Cooper's Hawk by William Liljeroos

Cooper's Hawk by William Liljeroos


Buteos are broad-winged hawks found soaring thousands of feet in the air on thermals or perched on telephone poles. Buteos hunt mostly mammals but will also opportunistically eat reptiles, amphibians and other birds. The most common buteos are listed below.


Harriers are also called Marsh Hawks. In Wyoming, we have one Harrier called the Northern Harrier.


Accipiters are the sprinters of the raptor family, they are faster even than falcons for short distances. They hunt mostly song birds. Accipiters are found in forests and have distinctively long tails used for steering around sharp corners. Some accipiters found in Wyoming are listed below.


A Kite is any of the species of raptor belonging to the sub-families Milvinae, Elaninae, and Perninae within the family Accipitridae (true hawks). In the field it is helpful to separate kites into two groups based on wing shape: the paddle-winged and pointed-winged kites. The Swallow-tailed Kite, Mississippi Kite, and the White-tailed Kite are all considered pointed-winged kites, while the Snail Kite and the Hook-billed Kite are considered paddle-winged kites. “Kite” comes from the old english word cyta , which was used to describe two old world raptors in the genus Milvus , or the Black and Red Kites. Toy kites made of wood and paper are actually named after the Milvus Kites. The five North American species of kite are so named due to their light and buoyant flight style. Kites prey on a variety of animals including snails, mice, and insects; kites also inhabit a wide range of habitats from grasslands to tropical marshlands.

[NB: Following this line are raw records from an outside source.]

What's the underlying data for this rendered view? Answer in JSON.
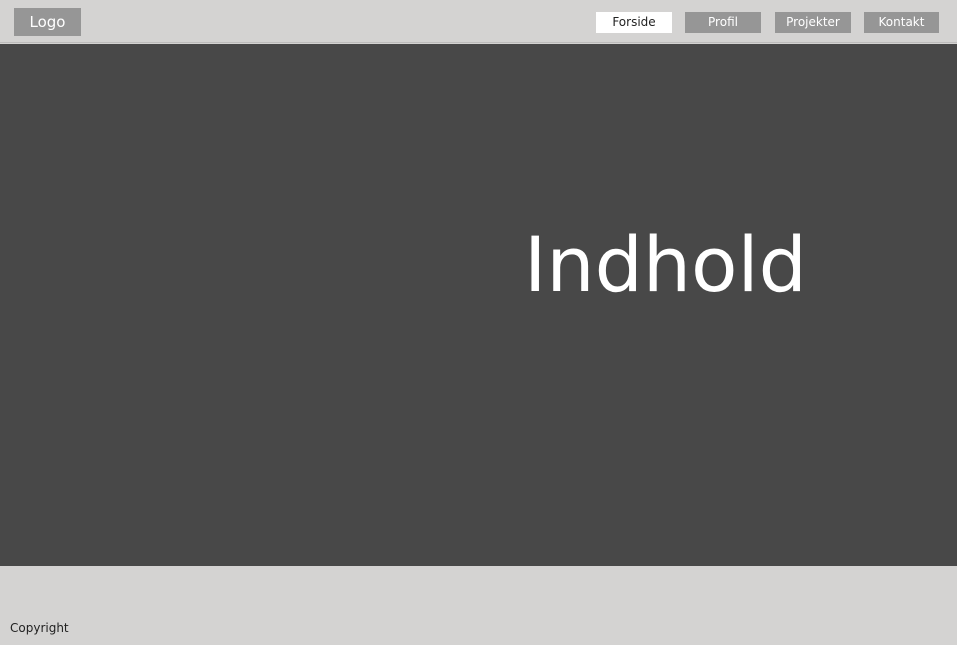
{
  "header": {
    "logo": "Logo",
    "nav": [
      {
        "label": "Forside",
        "active": true
      },
      {
        "label": "Profil",
        "active": false
      },
      {
        "label": "Projekter",
        "active": false
      },
      {
        "label": "Kontakt",
        "active": false
      }
    ]
  },
  "main": {
    "title": "Indhold"
  },
  "footer": {
    "copyright": "Copyright"
  },
  "colors": {
    "header_bg": "#d4d3d2",
    "content_bg": "#484848",
    "nav_bg": "#969696",
    "nav_active_bg": "#ffffff"
  }
}
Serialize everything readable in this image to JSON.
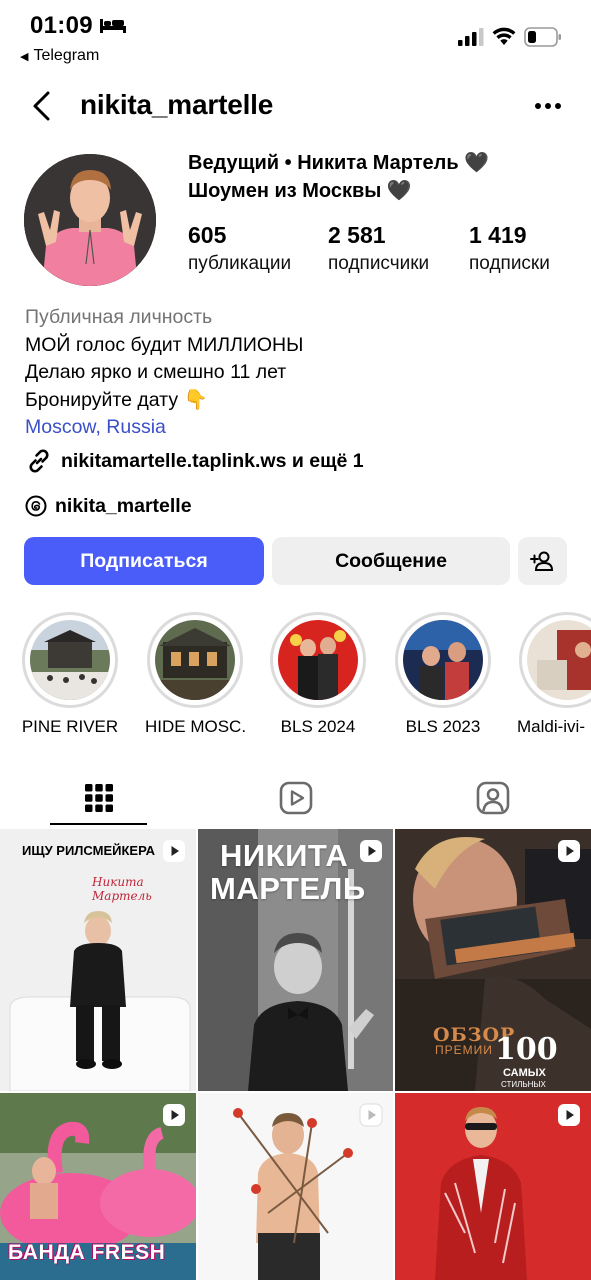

Species of Kite found in the United States

Pointed-winged Kites

Paddle-winged Kites

Here's an amazing video showing the capabilities of an accipter, the Goshawk:

Copyright 2019 Teton Raptor Center | All Rights Reserved | Designed by Orijin Media